IaC templates are predefined configurations that align with industry best practices and organizational security policies, and can be used to automatically provision resources that align with organizational policies. By using these templates, organizations can ensure that every cloud deployment starts with a secure baseline, significantly reducing the risk of misconfiguration.

The use of security policies and templates helps standardize security configurations across all cloud services and resources. This standardization is crucial for maintaining consistency, especially in multi-cloud environments. It simplifies the security management process, makes compliance with regulations easier, and reduces the likelihood of human error leading to misconfigurations. 

Tools and services provided by cloud providers, such as AWS CloudFormation, Azure Blueprints, and Google Cloud Deployment Manager, can automate the application of these templates, further enhancing security and efficiency.

2. Automate Security and Configuration Checks

Automating security and configuration checks is an effective way to continuously monitor for and identify misconfigurations in cloud environments. Automated tools can scan cloud environments against a set of predefined security policies and configurations to detect deviations. This proactive approach ensures that any misconfigurations are identified in real-time, allowing for immediate remediation. 

Automation tools can also integrate with CI/CD pipelines to ensure that code and infrastructure changes are automatically checked for compliance with security policies before deployment.
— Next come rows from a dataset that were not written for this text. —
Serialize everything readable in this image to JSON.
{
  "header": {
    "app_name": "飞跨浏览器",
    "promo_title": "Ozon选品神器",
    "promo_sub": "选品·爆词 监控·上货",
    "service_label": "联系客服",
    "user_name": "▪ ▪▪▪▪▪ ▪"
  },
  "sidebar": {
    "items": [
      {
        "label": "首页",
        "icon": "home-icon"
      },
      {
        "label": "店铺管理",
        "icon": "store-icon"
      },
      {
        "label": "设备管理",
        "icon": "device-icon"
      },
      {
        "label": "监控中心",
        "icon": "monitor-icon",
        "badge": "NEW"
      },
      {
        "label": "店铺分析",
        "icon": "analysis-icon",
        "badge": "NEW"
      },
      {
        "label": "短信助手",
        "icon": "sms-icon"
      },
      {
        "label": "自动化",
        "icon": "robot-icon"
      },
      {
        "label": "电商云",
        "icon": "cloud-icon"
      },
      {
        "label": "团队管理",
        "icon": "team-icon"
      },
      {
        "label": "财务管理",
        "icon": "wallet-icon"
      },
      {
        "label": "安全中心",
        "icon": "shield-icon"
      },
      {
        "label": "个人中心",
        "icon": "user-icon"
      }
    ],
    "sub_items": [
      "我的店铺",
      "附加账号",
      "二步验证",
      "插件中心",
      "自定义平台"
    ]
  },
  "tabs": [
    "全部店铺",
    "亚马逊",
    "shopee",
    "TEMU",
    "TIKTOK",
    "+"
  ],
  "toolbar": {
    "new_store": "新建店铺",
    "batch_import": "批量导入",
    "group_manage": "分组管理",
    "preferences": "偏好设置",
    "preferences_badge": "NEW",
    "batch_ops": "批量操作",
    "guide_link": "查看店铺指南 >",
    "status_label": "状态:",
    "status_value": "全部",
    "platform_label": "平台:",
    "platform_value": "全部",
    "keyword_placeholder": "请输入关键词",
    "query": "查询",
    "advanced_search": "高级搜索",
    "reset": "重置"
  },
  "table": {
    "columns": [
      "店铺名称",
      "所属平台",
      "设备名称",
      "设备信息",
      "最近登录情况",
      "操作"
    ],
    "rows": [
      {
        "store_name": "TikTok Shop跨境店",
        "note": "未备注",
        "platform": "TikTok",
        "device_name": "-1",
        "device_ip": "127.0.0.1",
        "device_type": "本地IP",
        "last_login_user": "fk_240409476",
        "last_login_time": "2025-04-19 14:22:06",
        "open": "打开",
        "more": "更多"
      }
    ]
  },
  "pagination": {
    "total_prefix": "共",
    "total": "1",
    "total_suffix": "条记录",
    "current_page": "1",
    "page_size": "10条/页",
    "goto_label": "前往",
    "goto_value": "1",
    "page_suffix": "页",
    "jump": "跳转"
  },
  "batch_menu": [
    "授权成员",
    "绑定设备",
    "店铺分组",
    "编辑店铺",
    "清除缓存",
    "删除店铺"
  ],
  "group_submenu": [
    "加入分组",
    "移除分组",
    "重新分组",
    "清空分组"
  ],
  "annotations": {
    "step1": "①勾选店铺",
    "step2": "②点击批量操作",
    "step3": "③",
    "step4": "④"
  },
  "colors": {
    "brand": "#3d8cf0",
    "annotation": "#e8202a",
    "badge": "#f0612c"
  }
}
The automation of these checks not only increases the efficiency and effectiveness of the security posture but also significantly reduces the manual workload on security teams. 

3. Conduct Risk Assessments

Risk assessments are critical for identifying vulnerabilities and potential threats in cloud environments. These assessments help organizations understand the impact of potential security incidents and prioritize their remediation efforts based on the level of risk. 

By evaluating the cloud environment’s security posture, organizations can identify areas where misconfigurations are likely to occur and implement measures to prevent them. Risk assessments should be conducted at regular intervals and whenever significant changes are made to the cloud environment.

Risk assessments involve a comprehensive evaluation of cloud resources, data flow, access controls, and external dependencies. This process helps in identifying not only misconfigurations but also other security weaknesses such as outdated software or overly permissive roles and permissions.

4. Implement an Automated Remediation Solution

Implementing an automated remediation solution is the final step in a comprehensive strategy to prevent cloud misconfigurations. Such solutions can automatically apply fixes to identified misconfigurations without human intervention, significantly reducing the window of exposure and the potential impact of security vulnerabilities. Automated remediation solutions can be configured to address common misconfigurations, such as correcting improper access control settings, closing unnecessary ports, and encrypting unsecured data stores.

The key to effective automated remediation is to balance automation with control. Organizations should establish policies that define which types of misconfigurations can be automatically remediated and which should be escalated to human operators for review. This approach ensures that critical security issues are addressed promptly while maintaining oversight over automated actions.

Amit Sheps
Amit is the Director of Technical Product Marketing at Aqua. With an illustrious career spanning renowned companies such as CyberX (acquired by Microsoft) and F5, he has played an instrumental role in fortifying manufacturing floors and telecom networks. Focused on product management and marketing, Amit's expertise lies in the art of transforming applications into cloud-native powerhouses. Amit is an avid runner who relishes the tranquility of early morning runs. You may very well spot him traversing the urban landscape, reveling in the quietude of the city streets before the world awakes.